The Himalayan shrine of Kedarnath which was marred by devastating deluge in 2013 is stable and its foundation was not damaged, an IIT expert team from Chennai has found.
The experts, who were asked by the Archaeological Survey of India (ASI) to examine the condition of the foundation in wake of the floods have also arrived at the conclusion that there was no major danger to the temple, according to ASI officials.
"The IIT Madras experts visited the temple thrice for the purpose. They have submitted their interim report that the temple is stable and there was no major danger," an ASI official told PTI.
Also, the team has observed that the foundation of the temple was not damaged, he added.
ASI was handed the responsibility of restoring the temple that was badly affected by the deadly floods and landslides in June of 2013 in Uttarakhand in which over 5,700 people are presumed dead by the state government.
ASI is engaged in major works including packing stones (matching the original profile and design) and providing wooden flooring within the Mandapa inside the temple, as part of the restoration works.
According to officials, non-destructive testing instruments that do not disturb the structure of the temple were used by IIT experts for assessing the health of the structure, foundation and walls.
Pointing out that a few settlements were noticed in the rocky surface of the structure, an ASI official said, such settlements were formed when the temple was constructed several centuries ago.
"These settlements were not due to the flash floods, but were formed when the temple structure was raised. These settlements usually take place during early period of construction," the official said.
According to the official website of Sri Badarinath-Sri Kedarnath Temple Committee, the present temple was built in the 8th century A.D. Kedarnath is the highest among the 12 Jyotirlingas.

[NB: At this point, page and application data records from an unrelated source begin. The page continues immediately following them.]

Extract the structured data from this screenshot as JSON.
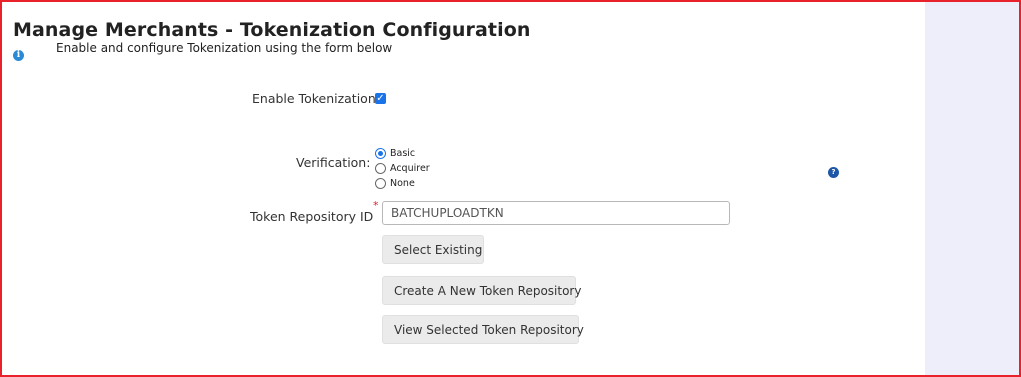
{
  "page": {
    "title": "Manage Merchants - Tokenization Configuration",
    "subtitle": "Enable and configure Tokenization using the form below"
  },
  "form": {
    "enable_tokenization": {
      "label": "Enable Tokenization",
      "checked": true
    },
    "verification": {
      "label": "Verification:",
      "options": [
        "Basic",
        "Acquirer",
        "None"
      ],
      "selected": "Basic"
    },
    "token_repository": {
      "label": "Token Repository ID",
      "required_marker": "*",
      "value": "BATCHUPLOADTKN"
    }
  },
  "buttons": {
    "select_existing": "Select Existing",
    "create_new": "Create A New Token Repository",
    "view_selected": "View Selected Token Repository"
  },
  "icons": {
    "info": "info-icon",
    "help": "help-icon"
  },
  "colors": {
    "border": "#e8212b",
    "accent": "#1a73e8",
    "side_panel": "#eeeefb",
    "required": "#e0202a"
  }
}
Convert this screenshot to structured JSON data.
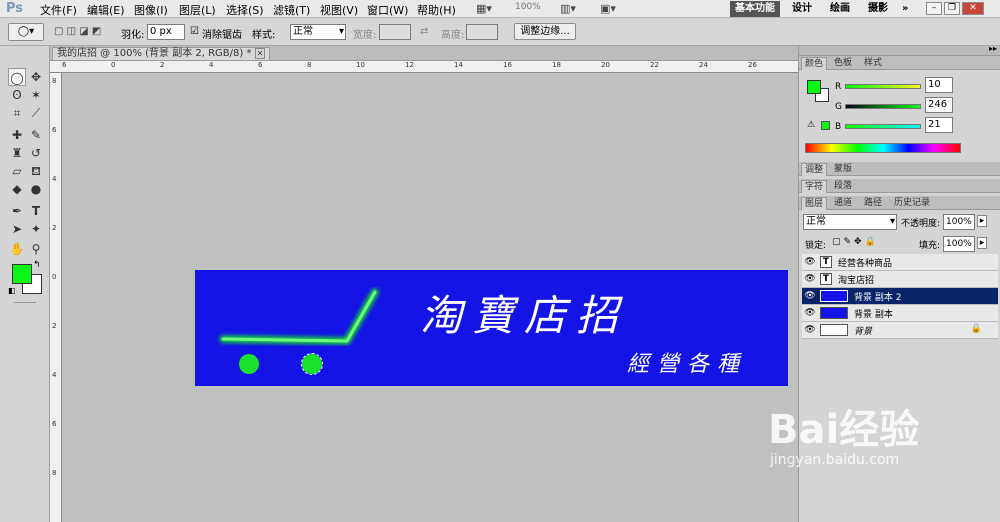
{
  "app": {
    "logo": "Ps"
  },
  "menu": [
    "文件(F)",
    "编辑(E)",
    "图像(I)",
    "图层(L)",
    "选择(S)",
    "滤镜(T)",
    "视图(V)",
    "窗口(W)",
    "帮助(H)"
  ],
  "menubar": {
    "zoom": "100%"
  },
  "workspaces": [
    "基本功能",
    "设计",
    "绘画",
    "摄影",
    "»"
  ],
  "options": {
    "feather_label": "羽化:",
    "feather_value": "0 px",
    "antialias_label": "消除锯齿",
    "style_label": "样式:",
    "style_value": "正常",
    "width_label": "宽度:",
    "height_label": "高度:",
    "refine_button": "调整边缘..."
  },
  "document": {
    "tab_title": "我的店招 @ 100% (背景 副本 2, RGB/8) *"
  },
  "ruler": {
    "h_labels": [
      "6",
      "0",
      "2",
      "4",
      "6",
      "8",
      "10",
      "12",
      "14",
      "16",
      "18",
      "20",
      "22",
      "24",
      "26"
    ],
    "v_labels": [
      "8",
      "6",
      "4",
      "2",
      "0",
      "2",
      "4",
      "6",
      "8"
    ]
  },
  "banner": {
    "title": "淘寶店招",
    "subtitle": "經營各種",
    "bg_color": "#1414e6",
    "cart_color": "#18e22a"
  },
  "color_panel": {
    "tabs": [
      "颜色",
      "色板",
      "样式"
    ],
    "r_label": "R",
    "r_value": "10",
    "g_label": "G",
    "g_value": "246",
    "b_label": "B",
    "b_value": "21",
    "fg_color": "#0af615"
  },
  "adjust_tabs": [
    "调整",
    "蒙版"
  ],
  "char_tabs": [
    "字符",
    "段落"
  ],
  "layers_panel": {
    "tabs": [
      "图层",
      "通道",
      "路径",
      "历史记录"
    ],
    "blend_mode": "正常",
    "opacity_label": "不透明度:",
    "opacity_value": "100%",
    "lock_label": "锁定:",
    "fill_label": "填充:",
    "fill_value": "100%",
    "layers": [
      {
        "name": "经营各种商品",
        "type": "text"
      },
      {
        "name": "淘宝店招",
        "type": "text"
      },
      {
        "name": "背景 副本 2",
        "type": "image",
        "selected": true
      },
      {
        "name": "背景 副本",
        "type": "image"
      },
      {
        "name": "背景",
        "type": "background"
      }
    ]
  },
  "watermark": {
    "brand": "Bai经验",
    "url": "jingyan.baidu.com"
  }
}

The ASI official further said that they were expecting the final report from IIT Madras experts shortly.